10. Sunrise: A Song of Two Humans (F.W. Murnau, 1927)
For those who don’t know, Murnau is the same guy who directed “Nosferatu“. This was one of two films to win best picture at the first ever Oscars(technically it won for “Best Unique and Artistic Production, while the lesser “Wings” won for “Best Picture”).
The premise for the movie is simple: small-town husband wants to leave his wife and run off with a big-city woman. They conspire to kill the wife, but the husband gets cold feet after spending an eventful night in the city with his wife. He realizes he loves her and all is well.

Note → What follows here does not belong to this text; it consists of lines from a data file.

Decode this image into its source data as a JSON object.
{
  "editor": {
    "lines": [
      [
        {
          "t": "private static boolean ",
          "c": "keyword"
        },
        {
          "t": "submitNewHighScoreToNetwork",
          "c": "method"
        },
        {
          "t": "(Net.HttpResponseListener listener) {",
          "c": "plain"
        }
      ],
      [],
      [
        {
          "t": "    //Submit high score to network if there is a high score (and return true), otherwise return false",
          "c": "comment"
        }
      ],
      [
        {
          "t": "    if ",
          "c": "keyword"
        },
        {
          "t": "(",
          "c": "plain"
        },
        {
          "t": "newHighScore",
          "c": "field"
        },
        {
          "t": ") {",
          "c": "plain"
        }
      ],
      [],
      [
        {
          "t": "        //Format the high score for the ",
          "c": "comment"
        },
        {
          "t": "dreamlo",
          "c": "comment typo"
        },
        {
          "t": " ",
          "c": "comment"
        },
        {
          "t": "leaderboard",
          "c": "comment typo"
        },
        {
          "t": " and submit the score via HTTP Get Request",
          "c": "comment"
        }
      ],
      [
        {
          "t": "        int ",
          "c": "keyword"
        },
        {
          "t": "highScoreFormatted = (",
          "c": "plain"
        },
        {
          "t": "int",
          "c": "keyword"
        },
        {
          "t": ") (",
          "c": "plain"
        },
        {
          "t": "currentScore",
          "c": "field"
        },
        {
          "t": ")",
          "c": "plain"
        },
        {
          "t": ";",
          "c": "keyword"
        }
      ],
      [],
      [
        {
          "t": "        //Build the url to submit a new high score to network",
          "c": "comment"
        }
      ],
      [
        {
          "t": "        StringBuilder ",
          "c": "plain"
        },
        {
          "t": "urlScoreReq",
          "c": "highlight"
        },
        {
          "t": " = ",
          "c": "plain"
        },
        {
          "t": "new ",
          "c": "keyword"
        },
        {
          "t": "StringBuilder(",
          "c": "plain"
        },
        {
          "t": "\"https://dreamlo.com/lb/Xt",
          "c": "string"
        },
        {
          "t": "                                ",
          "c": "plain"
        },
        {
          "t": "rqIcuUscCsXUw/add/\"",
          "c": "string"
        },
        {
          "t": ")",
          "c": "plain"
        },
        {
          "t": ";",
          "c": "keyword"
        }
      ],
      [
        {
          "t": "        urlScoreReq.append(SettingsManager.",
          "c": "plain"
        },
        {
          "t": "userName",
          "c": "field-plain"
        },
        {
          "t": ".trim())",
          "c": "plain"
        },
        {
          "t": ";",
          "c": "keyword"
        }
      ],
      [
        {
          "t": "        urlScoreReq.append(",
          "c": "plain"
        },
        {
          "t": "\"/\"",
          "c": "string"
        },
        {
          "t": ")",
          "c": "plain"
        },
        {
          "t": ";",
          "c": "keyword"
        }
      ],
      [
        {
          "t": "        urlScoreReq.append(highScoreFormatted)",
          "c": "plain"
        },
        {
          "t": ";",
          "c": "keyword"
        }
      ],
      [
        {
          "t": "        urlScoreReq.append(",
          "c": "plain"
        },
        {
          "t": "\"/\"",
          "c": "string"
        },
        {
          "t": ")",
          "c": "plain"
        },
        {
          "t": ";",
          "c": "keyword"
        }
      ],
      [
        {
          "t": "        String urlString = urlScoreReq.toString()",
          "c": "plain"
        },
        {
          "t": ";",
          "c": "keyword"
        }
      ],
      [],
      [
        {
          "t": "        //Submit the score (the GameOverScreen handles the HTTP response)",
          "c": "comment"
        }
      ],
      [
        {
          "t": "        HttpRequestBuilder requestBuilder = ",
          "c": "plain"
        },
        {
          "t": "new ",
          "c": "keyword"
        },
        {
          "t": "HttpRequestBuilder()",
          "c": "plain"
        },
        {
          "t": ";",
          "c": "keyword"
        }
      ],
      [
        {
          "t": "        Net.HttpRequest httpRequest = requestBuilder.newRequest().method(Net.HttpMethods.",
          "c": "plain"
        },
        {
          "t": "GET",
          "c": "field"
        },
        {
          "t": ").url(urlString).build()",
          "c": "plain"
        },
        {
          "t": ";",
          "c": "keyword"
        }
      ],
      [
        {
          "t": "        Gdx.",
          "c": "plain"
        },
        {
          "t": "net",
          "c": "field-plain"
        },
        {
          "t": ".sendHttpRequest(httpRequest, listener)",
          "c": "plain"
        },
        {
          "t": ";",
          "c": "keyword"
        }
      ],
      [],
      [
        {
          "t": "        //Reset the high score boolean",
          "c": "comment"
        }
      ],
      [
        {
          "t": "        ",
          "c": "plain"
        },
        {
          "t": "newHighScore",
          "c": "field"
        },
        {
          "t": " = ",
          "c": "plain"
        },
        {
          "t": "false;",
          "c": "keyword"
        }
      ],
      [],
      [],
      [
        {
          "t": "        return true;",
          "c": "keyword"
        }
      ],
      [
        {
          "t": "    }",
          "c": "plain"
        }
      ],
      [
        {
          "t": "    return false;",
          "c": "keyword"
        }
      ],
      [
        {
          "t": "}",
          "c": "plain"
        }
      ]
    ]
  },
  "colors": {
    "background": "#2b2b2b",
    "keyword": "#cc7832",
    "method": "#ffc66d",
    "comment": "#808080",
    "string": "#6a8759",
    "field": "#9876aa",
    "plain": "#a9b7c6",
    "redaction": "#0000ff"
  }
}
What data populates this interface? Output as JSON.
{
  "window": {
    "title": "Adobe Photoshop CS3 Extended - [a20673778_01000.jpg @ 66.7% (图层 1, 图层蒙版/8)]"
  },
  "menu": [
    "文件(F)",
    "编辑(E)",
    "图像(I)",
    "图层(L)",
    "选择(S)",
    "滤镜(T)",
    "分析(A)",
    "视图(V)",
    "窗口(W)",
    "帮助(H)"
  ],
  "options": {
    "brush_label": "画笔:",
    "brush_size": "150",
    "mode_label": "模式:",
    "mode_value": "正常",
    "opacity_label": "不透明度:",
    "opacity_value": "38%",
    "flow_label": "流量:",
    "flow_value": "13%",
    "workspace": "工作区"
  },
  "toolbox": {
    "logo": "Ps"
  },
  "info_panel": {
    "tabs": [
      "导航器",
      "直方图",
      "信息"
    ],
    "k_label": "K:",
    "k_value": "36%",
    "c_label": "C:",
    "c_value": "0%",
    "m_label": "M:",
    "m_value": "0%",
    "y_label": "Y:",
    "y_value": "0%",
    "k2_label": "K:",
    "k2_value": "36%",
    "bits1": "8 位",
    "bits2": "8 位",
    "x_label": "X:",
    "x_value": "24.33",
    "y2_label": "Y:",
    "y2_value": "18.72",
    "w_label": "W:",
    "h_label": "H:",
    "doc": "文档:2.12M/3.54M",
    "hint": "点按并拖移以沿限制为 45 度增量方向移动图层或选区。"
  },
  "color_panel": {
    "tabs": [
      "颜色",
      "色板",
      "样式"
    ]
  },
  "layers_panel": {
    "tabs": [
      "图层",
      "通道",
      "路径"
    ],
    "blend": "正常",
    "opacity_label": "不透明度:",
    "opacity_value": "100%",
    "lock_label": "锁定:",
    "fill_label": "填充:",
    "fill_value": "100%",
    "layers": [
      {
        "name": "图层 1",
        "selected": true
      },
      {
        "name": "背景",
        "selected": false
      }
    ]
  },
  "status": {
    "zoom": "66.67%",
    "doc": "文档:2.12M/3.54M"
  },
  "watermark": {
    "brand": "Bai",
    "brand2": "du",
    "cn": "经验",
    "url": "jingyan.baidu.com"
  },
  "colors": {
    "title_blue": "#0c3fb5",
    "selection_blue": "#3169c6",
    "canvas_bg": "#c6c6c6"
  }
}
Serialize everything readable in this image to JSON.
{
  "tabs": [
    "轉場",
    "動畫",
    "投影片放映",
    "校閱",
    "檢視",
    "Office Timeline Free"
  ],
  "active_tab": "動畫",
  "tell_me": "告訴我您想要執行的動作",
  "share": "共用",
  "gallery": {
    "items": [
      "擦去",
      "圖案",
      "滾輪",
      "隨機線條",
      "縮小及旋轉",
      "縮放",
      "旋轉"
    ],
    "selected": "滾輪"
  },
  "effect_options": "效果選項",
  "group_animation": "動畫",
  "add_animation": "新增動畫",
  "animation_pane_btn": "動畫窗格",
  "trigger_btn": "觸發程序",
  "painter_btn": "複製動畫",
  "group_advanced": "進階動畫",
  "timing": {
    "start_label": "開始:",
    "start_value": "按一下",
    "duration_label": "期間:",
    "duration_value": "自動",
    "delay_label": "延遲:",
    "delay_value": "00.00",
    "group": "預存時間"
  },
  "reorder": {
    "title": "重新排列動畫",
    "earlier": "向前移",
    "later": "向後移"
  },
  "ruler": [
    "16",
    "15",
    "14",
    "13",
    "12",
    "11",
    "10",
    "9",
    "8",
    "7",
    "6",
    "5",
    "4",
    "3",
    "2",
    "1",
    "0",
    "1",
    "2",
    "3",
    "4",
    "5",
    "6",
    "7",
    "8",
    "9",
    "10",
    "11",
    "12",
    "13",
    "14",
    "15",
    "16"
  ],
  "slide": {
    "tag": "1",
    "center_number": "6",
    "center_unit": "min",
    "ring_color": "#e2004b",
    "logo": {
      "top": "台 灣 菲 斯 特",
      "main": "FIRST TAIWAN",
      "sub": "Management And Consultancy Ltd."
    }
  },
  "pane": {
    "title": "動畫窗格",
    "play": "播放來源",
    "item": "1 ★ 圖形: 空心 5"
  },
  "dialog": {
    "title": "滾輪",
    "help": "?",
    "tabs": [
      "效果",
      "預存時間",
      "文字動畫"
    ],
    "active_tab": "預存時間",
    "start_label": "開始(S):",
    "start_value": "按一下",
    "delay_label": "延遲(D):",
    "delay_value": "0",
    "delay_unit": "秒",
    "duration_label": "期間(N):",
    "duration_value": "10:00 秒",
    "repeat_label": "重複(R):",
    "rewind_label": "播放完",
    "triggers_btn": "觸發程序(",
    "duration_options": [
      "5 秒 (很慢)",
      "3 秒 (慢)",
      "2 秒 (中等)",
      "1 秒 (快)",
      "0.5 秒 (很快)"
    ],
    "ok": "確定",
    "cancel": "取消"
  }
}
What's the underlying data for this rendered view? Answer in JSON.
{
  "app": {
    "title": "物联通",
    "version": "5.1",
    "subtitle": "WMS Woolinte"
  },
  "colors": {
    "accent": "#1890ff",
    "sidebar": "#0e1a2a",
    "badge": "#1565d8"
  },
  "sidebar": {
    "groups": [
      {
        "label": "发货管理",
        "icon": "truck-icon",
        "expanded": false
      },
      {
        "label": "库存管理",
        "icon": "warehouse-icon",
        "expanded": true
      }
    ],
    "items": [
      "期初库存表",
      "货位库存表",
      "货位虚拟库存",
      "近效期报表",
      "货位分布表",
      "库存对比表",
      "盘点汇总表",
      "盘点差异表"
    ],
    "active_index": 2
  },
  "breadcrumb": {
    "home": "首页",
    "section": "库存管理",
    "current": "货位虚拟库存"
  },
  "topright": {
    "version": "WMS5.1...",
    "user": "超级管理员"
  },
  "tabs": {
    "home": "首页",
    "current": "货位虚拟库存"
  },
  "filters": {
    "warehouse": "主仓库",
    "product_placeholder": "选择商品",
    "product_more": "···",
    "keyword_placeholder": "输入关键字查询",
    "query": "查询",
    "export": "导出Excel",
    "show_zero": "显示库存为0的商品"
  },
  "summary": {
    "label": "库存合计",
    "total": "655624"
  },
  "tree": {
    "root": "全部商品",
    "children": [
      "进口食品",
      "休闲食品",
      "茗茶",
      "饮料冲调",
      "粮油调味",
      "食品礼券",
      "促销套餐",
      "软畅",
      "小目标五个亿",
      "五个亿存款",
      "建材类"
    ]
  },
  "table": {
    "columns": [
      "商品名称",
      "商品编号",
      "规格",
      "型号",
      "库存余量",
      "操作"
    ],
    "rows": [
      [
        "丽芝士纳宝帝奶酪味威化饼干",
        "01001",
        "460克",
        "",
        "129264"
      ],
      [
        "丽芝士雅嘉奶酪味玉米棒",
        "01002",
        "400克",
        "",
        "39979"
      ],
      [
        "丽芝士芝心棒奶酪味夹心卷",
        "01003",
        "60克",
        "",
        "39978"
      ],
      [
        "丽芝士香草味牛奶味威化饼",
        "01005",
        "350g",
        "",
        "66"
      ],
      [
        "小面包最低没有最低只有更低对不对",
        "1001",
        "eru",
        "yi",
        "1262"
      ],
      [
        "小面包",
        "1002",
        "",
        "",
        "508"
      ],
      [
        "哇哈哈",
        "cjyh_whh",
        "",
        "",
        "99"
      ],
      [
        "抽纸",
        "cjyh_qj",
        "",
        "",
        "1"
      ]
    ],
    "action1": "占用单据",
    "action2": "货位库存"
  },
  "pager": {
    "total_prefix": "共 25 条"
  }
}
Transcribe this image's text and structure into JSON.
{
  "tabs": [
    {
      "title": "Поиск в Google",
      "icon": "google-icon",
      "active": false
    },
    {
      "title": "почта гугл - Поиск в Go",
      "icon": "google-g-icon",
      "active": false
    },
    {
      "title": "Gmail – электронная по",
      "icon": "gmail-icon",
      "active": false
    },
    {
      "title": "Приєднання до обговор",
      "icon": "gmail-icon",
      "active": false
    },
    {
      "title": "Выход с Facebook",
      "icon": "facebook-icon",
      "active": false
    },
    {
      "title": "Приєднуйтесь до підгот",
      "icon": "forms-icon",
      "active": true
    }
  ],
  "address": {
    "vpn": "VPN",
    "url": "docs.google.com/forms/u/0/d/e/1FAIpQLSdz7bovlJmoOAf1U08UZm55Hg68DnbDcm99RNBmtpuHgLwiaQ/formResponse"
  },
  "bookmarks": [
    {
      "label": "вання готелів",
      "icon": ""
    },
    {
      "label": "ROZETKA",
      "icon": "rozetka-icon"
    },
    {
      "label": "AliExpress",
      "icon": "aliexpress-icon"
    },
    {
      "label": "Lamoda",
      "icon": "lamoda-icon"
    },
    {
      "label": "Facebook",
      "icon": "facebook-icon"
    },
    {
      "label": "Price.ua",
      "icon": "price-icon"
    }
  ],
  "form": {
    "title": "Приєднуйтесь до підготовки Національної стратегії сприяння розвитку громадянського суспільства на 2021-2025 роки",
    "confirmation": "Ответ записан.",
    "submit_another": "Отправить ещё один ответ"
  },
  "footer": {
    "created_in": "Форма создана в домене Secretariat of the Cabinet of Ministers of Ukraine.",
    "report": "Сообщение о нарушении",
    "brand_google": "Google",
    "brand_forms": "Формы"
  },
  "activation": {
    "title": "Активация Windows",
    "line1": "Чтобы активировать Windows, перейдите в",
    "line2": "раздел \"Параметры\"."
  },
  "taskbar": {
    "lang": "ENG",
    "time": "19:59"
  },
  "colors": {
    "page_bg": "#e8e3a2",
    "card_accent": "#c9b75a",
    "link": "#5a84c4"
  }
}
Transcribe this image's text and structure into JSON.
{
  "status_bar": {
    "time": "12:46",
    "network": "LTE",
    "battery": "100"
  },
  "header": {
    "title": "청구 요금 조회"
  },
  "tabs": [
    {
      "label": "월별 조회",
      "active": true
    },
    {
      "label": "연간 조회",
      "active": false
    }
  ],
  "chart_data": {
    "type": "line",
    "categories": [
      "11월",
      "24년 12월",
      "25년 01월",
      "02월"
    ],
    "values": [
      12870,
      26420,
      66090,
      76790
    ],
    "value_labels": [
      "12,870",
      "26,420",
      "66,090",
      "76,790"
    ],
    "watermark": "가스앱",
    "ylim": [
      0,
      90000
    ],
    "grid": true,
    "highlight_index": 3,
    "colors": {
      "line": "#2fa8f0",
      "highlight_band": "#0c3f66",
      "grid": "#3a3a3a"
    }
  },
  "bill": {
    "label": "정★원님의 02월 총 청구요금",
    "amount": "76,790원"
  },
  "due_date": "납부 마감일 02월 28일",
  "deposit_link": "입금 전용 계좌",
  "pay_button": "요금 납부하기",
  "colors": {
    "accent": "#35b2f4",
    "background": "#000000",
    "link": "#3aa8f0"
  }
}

It should be stated that I am a sucker for an evil woman. In this film the big city woman(played by Margaret Livingston, pretty decent by 1920’s standards) is the one who wants him to kill his wife. What I as a viewer am supposed to find abhorrent, somehow becomes attractive. I think it is connected to both my status as a “good-natured doormat“, and the fact that I like strong women. Something about submission and degradation has always interested me, and I guess evil women and femme fatales as they appear in film and other media allows me to explore that without having to do something I might regret.
On filmaffinity.com I rated the film a 9/10, because it’s an engaging melodrama, which is beautifully shot, and technically very innovative. Films shot in 1927 aren’t supposed to look this good.